The items turned out to be very significant and valuable historical records of Bishop Henry B. Whipple, who was elected the first Episcopal bishop of Minnesota in 1859.

Contained in this cache of documents were records dealing with the Indians, diaries, accounts, baptismal registries and other important records.

"I had charge of them for about 10 years," she said, proud of her stewardship of the documents, many of which are now in place at the National Episcopal Cathedral in Washington, D.C.

Charlessa's husband, John, died in 1971. She lived in Minneapolis until 2004 when she moved to Wisconsin to be closer to family. When her son David passed away in May, she came to The Meadows in Glen Ellyn to be closer to Peter, who lives in St. Charles with his wife, Patricia.

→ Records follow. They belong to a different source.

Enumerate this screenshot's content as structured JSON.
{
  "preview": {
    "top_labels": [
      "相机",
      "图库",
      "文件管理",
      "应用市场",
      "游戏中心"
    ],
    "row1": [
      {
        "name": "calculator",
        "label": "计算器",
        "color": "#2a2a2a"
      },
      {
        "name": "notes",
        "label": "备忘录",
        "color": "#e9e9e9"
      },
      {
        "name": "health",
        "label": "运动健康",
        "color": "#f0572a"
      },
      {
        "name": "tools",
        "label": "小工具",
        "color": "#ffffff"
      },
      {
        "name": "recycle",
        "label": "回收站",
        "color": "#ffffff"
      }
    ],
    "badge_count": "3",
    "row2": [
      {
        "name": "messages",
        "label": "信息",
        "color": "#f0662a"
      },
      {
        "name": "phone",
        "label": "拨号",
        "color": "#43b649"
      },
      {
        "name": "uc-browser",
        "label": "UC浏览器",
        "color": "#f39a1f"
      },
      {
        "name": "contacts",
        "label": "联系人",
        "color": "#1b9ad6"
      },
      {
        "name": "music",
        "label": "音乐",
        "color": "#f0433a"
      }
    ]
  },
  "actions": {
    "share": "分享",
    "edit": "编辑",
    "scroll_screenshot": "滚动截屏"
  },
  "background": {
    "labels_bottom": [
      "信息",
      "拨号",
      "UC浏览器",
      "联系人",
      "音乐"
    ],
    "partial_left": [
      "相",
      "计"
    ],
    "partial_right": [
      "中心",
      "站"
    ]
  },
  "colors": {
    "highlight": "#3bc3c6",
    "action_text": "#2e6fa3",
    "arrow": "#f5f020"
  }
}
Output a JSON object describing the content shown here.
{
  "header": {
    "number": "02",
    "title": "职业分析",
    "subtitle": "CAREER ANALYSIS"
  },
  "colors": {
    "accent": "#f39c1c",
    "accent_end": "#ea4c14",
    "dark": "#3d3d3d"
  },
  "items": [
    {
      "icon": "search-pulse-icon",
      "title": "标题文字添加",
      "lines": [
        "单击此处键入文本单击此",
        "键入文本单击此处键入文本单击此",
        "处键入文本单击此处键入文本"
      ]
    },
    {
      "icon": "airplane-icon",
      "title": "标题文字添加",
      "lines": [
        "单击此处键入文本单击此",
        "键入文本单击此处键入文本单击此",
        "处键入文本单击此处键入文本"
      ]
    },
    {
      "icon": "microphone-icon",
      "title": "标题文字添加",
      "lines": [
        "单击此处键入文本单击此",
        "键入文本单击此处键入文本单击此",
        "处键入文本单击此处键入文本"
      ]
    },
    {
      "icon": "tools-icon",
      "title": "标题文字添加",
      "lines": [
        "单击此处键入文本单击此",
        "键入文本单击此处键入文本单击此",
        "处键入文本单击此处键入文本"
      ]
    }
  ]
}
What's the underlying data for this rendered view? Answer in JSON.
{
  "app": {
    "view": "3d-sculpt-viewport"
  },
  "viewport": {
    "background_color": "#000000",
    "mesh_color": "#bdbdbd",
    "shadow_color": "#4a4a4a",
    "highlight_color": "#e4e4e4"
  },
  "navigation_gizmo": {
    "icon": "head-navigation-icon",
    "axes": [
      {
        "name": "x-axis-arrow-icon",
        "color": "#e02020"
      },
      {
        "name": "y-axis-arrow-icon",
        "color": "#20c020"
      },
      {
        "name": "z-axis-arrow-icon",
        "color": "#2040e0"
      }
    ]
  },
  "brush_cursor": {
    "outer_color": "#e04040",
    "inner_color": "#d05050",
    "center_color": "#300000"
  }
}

Now her family includes two grandchildren, Peter Wiggins Jr. and Sheryl Adkins, as well as three great-grandchildren and three great-great-grandchildren.

The Wiggins matriarch likes to look back, but it pleases her to look forward as well. In fact, she has plans to travel when the weather gets warmer.

"We have friends in Door County," she said. "I'm hoping to go there this summer."

She would also like to head back to Duluth where she was born.

"We try to get up there every year," she said, laughing as she described a visit to Duluth some years ago when she decided on a whim to revisit her childhood home.

"We rang the doorbell and told them I was born there," she said.

The man who answered was taken by surprise. "He looked at me and at my gray hair and said, 'I didn't realize this house was that old.' "

Oldest Americans

The Gerontology Research Group keeps track of supercentenarians, those who are at least 110 years old. These are the oldest people in the United States.

114 years old:

• Edna Parker, Indiana

113 years old

•Arbella Ewing, Texas

•Gertrude Baines, California

• Catherine Hagel, Minnesota

112 years old

• Beatrice Farve, Georgia

• Elizabeth Stefan, Connecticut

• Mary J. Ray, New Hampshire

• Olivia P. Thomas, New York

• Neva Morris, Iowa

• Maggie Renfro, Louisiana

111 years old

• C. Letitia Lawson, Iowa

• George Francis, California

• Helen Johnson, Oregon

• Eunice Sanborn, Texas

• Florence Busch, Wisconsin

• Besse Cooper, Georgia

• Berta Rosenberg, New York

• Walter Breuning, Montana

• Walter Seward, New Jersey

• Nellie Jones, Michigan

• Beatrice Cooper, Michigan

110 years old

• Hattie Lafayette, Michigan

• Mississippi Wynn, Louisiana

• Dina Manfredini, Iowa

• Viola Koch, California

• M. Chrissie Martenstein, California

• Mary Gentry, Alabama

• Ella Schuler, Kansas

• Ethel Johnson, Ohio

• Noemi Anderson, California

• Ruth M. Lincoln, Arkansas

• Harvey Hite, Indiana

* Researches will have to validate Charlessa Wiggins' date of birth before she can be added to this list.

Source: www.grg.org